I can only reiterate the importance of strengthening institutions of governance through reforms. Systems of checks and balances need to be in place. The government must be seen as putting things in place to tackle corruption that impact the common man. For him, paying bribe at the municipal level is ultimate example of corruption. For, him a policeman detaining a person at a police station without any fault or not lodging an FIR or lodging it after taking bribe would be serious cases of corruption. Why is khaki (a policeman’s uniform) being more feared than loved? You love your saviour and not hate him. In India, it is the opposite.
Then, rather than stopping pilferage, the government has adopted the easier option of cash transfer of subsidy into account of BPL families. By continuing the policy of the previous United Progressive Alliance (UPA) government, Modi is sending the same message that the rot cannot be stemmed. That such cash transfer can have an adverse social impact should also be assessed. What if the family is unable to buy its ration in that money or spends the money on items other than food? This is more likely particularly due to increased aspirations for better living.
Have we resigned to the fact that the gargantuan bureaucracy cannot be tackled and corruption cannot be stopped? Are we saying that the ration shops that give out subsidised food cannot be reined in? The Union and state governments need to sit together and decide what to do to tackle the situation. Better delivery mechanism at the level of districts is the need, and it can be easily achieved with better monitoring and vigilance.
Next is the issue of spending. A huge amount of money has been spent on the DRDO and its various wings. It is time to ask if the money is being spent judiciously. It is time to ask whether the UGC-funded research scholars are producing quality works that would add to improving the lot of people in any significant way.

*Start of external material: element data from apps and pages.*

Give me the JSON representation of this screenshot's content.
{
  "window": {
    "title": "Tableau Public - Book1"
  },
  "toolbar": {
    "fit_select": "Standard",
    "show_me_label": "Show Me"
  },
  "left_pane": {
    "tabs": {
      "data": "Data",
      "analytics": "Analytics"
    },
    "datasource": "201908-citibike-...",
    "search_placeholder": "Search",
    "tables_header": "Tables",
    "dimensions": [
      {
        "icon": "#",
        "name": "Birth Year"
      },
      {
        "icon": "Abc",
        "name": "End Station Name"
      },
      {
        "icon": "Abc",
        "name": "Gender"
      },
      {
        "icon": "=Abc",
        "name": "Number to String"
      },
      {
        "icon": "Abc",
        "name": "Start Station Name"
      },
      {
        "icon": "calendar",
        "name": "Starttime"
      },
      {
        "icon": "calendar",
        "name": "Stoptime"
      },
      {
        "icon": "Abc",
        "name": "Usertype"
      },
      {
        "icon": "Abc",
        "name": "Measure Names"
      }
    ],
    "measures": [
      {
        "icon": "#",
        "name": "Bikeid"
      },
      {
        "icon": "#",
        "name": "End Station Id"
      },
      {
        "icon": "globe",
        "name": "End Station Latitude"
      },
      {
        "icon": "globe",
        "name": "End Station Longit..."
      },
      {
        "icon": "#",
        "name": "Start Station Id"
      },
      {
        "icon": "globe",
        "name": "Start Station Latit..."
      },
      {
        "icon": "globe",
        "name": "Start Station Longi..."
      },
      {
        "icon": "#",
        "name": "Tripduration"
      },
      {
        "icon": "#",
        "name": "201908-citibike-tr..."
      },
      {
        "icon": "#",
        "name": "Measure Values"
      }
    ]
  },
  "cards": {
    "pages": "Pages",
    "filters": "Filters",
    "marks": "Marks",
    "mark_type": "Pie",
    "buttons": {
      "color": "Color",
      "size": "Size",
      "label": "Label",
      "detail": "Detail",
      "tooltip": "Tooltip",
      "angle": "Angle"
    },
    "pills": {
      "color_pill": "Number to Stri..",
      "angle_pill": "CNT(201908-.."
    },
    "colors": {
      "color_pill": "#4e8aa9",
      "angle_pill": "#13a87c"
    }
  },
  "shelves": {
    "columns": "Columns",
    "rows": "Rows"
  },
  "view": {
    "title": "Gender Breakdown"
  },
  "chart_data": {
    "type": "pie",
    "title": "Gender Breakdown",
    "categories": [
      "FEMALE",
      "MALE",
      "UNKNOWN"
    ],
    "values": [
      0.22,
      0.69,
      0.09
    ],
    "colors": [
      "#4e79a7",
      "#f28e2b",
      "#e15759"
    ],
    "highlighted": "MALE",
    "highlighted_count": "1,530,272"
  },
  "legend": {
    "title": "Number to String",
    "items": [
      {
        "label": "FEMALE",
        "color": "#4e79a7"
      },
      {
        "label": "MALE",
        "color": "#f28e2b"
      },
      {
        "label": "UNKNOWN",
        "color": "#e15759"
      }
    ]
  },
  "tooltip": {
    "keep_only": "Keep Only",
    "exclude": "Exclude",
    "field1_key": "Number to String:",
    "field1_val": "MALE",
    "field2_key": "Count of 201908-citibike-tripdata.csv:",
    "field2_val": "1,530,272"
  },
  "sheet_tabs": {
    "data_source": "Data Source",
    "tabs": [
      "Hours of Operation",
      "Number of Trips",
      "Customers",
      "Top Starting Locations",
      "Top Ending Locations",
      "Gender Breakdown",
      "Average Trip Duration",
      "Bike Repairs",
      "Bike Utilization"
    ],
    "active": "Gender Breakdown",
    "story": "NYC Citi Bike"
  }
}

Finance Minister Arun Jaitley’s announcement of reducing government spending comes at a time when the country’s fiscal deficit has already overshot the full-year target. The government had earlier ordered a 10 per cent cut in non-plan expenditure in October 2014. Spending cuts have been necessitated because of a sharp shortfall in revenue because of the slowdown in the economy.
India’s high fiscal deficit has often been red flagged by foreign investors and rating agencies. In 2014, India’s sovereign rating was downgraded because of high fiscal and current account deficit. While the current account deficit is now firmly under control because of a dramatic fall in oil prices, fiscal deficit continues to be high.
The finance minister has said he has a roadmap to ensure less spending (against the counsel of advisors like Arvind Panagariya and Arvind Subramanian). But the people do not know what that roadmap is.
An ordinary citizen expects that if governance be the new credo, the present government should launch massive efforts to reform all institutions of democracy. Its failure to do so would dampen the spirit of people who have brought this government with a lot of hope for deliverance. Growth would automatically come if institutions start functioning and corruption is reined in. Investments would flow in without much effort if systems are in place. It is time for the Modi government to shift the gear.